case, where it is clear to all that it is likely that an innocent man sits behind bars for no
better reason than a poorly conceived statute. No system of justice is perfect. However, a
system of criminal justice that prevents the correction of obvious errors is easily
improved – if only the legislature could see fit to do it.” Justice Fitzgerald joined in this
concurring statement; and
WHEREAS, On May 3, 2018 this Council adopted Resolution No. 180411, “Urging the
Pennsylvania General Assembly to amend Pennsylvania’s Post Conviction Relief Act so
that reliable evidence of innocence may be considered to prove that a person who is
convicted of a crime is, in fact, not guilty”; and
WHEREAS, A person convicted of a crime in Philadelphia may file a PCRA petition to
appeal their conviction; and
WHEREAS, The PCRA unjustly punishes persons for the negligence of their counsel
and/or the person’s inability to comply with a very brief time limit in which to file a
petition because of newly discovered evidence; and
WHEREAS, Under the PCRA, evidence that reasonably proves a petitioner is not guilty
is not considered at all, if the petition is not filed within one year of the conviction, with
only some limited exceptions; and
WHEREAS, Newly-discovered evidence under the PCRA is not simply recently discovered evidence, but evidence that could not have been obtained by reasonable
diligence that would have resulted in a not guilty verdict at trial. As a result, significant
errors made at trial by petitioner’s counsel may prevent evidence of innocence from
being considered by the court and evidence newly obtained by petitioner will not be
considered by the court, if it could have been obtained, but was not; and

WHEREAS, Upon consideration of the facts of the case, it appears that what is now
keeping Eric Riddick in prison is not his guilt but the limitation of the law. That a filing
deadline stands between an evidently innocent man and his deserved freedom is
antithetical to the principles of justice.

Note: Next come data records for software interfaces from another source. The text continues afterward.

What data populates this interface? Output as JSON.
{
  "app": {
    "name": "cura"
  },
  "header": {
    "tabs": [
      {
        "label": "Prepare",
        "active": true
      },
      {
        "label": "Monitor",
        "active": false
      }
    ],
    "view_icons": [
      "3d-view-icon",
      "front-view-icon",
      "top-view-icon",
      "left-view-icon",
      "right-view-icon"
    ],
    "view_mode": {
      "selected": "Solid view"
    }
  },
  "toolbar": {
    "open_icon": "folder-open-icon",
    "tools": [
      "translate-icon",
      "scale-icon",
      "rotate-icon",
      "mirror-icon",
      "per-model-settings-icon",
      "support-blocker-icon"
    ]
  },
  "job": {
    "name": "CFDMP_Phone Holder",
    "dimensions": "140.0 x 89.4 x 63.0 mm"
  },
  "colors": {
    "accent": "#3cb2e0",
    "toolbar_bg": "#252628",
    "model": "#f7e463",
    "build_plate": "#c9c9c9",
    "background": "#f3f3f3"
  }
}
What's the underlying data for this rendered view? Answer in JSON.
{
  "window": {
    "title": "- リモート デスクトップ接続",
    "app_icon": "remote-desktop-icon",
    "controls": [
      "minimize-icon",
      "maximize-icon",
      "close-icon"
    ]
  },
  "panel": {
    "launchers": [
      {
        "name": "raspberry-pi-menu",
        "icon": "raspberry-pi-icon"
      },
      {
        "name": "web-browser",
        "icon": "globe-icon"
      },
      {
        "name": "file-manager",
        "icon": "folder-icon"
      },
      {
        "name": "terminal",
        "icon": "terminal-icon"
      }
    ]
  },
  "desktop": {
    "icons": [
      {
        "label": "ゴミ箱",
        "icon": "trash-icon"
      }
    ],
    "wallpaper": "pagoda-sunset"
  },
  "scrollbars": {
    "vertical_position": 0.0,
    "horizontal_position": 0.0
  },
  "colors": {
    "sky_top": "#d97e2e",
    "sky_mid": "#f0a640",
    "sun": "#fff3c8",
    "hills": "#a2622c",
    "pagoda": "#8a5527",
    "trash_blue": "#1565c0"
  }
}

This Council passionately pleads for Mr.
Riddick’s pardon so that he may at last proceed with his life, liberty, and pursuit of
happiness; now, therefore, be it
RESOLVED, BY THE COUNCIL OF THE CITY OF PHILADELPHIA, That it
respectfully requests that Governor Wolf grant a pardon to Eric Riddick in consideration
of the evidence establishing his innocence.
FURTHER RESOLVED, That a copy of this Resolution be transmitted to Governor Tom
Wolf.